If that’s you, here’s a pro-tip: Scroll each and every gallery before you press “send”, and check for image consistency. Learn to literally drop images if they don’t sit beautifully in a gallery because they’re of a different style, tone, or feel (ie, the dark, contrast-y, moody images in a sea of light and airy images). If you are missing that consistency consistently (ha), chances are you’re trying to morph your edits to accommodate different lighting scenarios on a per image basis, or you’re not married to one specific editing style, and you need to be. This isn’t to say that your style will be the same forever as you grow as a photographer; but it is important to stay consistent once you establish one. Potential clients need to know exactly what to expect from you if you’re going to be a successful photography business, so be extra picky with this one.
6. Industry Relationships – Be Involved
You don’t need to have any experience when starting a photography business. However, networking is crucial to growing recognition for your brand, and establishing positive vendor relationships is a key part in the process. In my experience from the wedding industry, great vendors look out for each other. They serve each other, they work as a team, they share information when appropriate for the good of the client, they always go above and beyond to accommodate each other. At the end of the day they’re the ones who’ll send you a client referral because they love working with a team player. There’s a saying in the industry, “Community over competition” – when it comes to working with other vendors (photographers included), drop your competitive edge, and opt to establish healthy relationships instead. You all make each other look good, so, be a team player. Be involved, be a servant, and watch those relationships grow right alongside your business.
7. Stay Hungry – There’s Always More to Learn
Finally, building a successful photography business requires that you acknowledge that there’s always room to grow, and always more to learn. “Requires” seems like a strong word. Yup, it is, but 1: It’s true, you’ll probably never know all there is to know about photography, and 2: More importantly, it’s a mindset – keep the passion, keep the interest, and don’t allow yourself to become bored. Be teachable, be humble, and be generous with the information you encounter with those who are also hungry to learn. At the very core of your business is a flame that burns for photography, and staying hungry will ensure that the flame doesn’t slowly die with time.

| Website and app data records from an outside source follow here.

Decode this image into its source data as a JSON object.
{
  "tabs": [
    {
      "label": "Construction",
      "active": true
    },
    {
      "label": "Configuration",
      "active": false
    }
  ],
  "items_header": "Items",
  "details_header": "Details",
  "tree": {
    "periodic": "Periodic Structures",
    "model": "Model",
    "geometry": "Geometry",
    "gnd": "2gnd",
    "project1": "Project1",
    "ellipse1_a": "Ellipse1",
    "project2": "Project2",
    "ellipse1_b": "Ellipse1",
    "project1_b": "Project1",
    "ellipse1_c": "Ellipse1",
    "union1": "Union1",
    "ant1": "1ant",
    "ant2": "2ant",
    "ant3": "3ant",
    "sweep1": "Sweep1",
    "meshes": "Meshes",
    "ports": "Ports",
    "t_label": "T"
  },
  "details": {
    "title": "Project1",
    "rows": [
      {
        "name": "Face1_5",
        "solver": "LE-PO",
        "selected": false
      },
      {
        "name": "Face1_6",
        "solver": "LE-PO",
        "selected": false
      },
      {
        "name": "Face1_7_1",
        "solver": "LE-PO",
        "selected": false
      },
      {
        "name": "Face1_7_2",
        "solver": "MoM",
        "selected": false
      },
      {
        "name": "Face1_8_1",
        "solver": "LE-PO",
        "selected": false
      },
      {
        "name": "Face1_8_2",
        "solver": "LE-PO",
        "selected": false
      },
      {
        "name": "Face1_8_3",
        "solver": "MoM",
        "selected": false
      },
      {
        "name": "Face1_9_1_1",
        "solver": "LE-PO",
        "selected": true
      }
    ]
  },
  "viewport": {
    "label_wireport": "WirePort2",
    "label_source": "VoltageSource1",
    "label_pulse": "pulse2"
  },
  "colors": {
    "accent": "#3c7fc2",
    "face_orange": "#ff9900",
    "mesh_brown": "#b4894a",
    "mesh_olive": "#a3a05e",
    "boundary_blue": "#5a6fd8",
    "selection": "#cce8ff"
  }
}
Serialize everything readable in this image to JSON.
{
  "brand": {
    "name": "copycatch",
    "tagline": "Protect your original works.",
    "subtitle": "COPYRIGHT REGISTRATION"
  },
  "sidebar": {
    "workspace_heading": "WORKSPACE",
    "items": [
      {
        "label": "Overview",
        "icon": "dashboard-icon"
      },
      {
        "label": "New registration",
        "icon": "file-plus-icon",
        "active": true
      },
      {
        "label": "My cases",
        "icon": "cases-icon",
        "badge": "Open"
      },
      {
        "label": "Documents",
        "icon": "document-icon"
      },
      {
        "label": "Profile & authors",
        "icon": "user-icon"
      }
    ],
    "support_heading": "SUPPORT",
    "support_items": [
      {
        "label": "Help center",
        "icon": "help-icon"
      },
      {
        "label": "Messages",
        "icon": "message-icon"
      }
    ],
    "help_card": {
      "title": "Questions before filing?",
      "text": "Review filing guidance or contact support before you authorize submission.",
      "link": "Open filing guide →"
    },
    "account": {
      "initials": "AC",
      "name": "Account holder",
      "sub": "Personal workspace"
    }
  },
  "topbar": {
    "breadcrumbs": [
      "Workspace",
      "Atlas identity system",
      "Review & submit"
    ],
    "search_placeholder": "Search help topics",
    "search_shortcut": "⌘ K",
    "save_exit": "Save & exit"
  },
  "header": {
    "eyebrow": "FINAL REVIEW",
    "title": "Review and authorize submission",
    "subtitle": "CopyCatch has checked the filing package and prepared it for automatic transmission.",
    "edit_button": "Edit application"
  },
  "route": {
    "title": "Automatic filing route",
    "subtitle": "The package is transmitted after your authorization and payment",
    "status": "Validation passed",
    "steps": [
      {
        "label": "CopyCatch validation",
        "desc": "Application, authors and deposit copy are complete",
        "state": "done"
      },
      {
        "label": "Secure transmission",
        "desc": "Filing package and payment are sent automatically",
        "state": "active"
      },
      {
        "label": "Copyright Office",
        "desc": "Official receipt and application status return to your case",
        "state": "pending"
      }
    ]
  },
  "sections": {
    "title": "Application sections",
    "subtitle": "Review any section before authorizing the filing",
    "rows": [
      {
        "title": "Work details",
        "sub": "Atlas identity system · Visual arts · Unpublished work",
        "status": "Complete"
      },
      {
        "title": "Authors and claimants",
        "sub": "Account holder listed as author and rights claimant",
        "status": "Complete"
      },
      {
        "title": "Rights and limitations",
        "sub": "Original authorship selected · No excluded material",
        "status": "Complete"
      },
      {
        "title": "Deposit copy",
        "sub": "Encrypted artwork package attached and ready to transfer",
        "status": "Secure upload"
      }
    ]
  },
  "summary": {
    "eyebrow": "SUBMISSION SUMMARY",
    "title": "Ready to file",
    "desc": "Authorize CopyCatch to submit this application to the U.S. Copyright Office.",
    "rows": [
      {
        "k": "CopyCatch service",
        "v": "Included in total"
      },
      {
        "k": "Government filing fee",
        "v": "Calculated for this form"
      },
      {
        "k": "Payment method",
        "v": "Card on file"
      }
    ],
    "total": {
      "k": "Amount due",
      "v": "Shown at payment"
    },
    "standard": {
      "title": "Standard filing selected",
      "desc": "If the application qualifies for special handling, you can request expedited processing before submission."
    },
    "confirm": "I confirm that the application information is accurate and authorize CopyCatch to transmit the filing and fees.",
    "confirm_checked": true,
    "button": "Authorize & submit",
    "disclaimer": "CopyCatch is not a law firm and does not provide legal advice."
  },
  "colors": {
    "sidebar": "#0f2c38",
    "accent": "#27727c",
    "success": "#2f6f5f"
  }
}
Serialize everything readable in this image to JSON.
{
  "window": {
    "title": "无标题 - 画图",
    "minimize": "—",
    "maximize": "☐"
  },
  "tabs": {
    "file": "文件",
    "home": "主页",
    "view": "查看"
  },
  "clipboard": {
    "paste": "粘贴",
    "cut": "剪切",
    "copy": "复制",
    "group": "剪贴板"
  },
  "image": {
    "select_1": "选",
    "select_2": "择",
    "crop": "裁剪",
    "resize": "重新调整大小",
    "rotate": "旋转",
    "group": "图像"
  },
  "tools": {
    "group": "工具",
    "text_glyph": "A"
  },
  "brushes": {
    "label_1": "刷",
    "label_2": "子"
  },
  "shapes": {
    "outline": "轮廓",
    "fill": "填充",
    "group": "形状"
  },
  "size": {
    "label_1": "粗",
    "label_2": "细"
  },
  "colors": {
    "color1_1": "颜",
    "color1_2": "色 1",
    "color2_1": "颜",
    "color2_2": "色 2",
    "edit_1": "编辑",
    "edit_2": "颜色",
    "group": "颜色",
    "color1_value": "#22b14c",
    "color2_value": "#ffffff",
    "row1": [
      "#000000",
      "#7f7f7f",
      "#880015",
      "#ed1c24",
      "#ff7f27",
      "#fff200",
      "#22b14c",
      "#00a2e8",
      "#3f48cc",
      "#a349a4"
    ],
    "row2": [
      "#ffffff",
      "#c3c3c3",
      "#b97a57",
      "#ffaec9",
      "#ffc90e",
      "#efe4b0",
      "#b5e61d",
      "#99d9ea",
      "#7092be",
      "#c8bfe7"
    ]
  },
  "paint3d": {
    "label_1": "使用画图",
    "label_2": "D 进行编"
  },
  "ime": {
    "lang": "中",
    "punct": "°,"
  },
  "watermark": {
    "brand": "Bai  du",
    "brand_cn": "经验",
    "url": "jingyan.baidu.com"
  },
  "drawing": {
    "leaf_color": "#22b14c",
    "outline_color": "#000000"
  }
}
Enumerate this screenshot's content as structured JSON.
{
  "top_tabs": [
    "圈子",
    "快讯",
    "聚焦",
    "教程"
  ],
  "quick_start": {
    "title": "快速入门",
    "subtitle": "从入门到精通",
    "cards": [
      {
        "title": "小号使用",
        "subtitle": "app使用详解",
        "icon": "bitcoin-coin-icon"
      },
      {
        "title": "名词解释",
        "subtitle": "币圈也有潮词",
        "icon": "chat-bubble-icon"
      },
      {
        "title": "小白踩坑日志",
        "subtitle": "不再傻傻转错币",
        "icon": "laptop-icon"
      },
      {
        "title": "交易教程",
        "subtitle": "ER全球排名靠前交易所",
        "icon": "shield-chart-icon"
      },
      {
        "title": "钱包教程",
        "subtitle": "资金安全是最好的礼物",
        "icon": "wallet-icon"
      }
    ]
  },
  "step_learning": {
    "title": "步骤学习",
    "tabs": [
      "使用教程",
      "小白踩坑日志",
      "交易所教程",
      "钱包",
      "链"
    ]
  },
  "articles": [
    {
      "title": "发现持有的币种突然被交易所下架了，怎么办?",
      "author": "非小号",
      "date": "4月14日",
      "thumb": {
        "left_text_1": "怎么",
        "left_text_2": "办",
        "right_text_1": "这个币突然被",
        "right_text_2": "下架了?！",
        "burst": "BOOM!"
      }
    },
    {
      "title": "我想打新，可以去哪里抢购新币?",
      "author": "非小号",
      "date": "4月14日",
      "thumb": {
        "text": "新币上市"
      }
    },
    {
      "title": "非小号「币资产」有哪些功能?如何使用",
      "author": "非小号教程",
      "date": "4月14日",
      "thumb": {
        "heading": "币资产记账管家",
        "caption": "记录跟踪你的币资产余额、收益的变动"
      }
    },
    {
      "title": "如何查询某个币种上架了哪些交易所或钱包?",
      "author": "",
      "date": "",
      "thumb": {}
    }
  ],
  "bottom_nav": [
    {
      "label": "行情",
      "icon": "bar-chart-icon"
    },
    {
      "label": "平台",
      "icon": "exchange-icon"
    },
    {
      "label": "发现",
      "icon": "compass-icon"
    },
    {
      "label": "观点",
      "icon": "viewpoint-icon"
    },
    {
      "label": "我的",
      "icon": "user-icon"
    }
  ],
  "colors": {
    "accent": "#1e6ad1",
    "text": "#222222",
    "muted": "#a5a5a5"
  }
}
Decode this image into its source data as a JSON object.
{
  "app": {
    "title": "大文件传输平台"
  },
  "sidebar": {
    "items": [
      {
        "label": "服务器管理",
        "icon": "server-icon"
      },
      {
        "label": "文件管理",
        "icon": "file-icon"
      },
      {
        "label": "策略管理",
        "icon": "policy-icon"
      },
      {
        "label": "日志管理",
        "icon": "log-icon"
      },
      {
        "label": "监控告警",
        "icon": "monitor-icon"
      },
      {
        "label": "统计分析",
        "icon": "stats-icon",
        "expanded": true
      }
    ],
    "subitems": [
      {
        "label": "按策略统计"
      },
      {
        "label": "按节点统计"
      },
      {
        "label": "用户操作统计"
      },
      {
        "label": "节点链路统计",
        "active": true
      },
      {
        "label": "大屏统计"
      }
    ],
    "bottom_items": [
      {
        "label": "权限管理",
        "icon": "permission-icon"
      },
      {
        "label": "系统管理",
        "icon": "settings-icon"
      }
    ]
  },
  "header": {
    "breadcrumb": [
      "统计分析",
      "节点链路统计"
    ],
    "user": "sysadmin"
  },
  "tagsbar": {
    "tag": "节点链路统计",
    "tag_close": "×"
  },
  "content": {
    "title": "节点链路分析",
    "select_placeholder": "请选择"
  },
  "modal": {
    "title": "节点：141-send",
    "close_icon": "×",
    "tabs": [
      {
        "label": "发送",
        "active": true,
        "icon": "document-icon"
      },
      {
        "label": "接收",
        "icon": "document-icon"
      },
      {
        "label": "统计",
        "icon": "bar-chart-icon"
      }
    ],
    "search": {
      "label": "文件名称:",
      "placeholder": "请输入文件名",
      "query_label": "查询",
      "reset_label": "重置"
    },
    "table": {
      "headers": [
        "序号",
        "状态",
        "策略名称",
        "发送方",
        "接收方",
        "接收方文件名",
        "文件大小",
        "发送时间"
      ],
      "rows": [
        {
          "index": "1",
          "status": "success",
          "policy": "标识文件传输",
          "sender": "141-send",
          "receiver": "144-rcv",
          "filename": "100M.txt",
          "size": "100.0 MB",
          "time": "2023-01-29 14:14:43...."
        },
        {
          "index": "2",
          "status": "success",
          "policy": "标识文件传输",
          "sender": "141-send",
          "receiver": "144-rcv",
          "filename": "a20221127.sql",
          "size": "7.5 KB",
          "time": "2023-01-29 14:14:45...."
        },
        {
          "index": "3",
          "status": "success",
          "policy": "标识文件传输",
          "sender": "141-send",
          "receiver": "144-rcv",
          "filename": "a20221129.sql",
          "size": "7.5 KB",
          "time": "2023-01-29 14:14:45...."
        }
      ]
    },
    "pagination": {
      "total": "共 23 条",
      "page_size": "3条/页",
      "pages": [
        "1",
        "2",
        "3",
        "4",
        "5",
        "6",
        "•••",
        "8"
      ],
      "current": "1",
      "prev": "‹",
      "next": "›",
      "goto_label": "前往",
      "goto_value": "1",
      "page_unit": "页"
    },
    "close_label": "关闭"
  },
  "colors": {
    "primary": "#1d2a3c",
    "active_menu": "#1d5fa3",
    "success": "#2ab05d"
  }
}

You know the best part of all of this? I mentioned “formal education” or “expensive gear” zero times (really, go back and count – ZERO). This means that growing a successful photography business is pretty attainable to anyone with the work ethic and the passion to do it. I hope you’re encouraged by that. Here’s my big action item to get you started: take inventory of where you are today with these 7 things – literally, make a list of where you fall short – and create action items on what you can do to take steps towards success.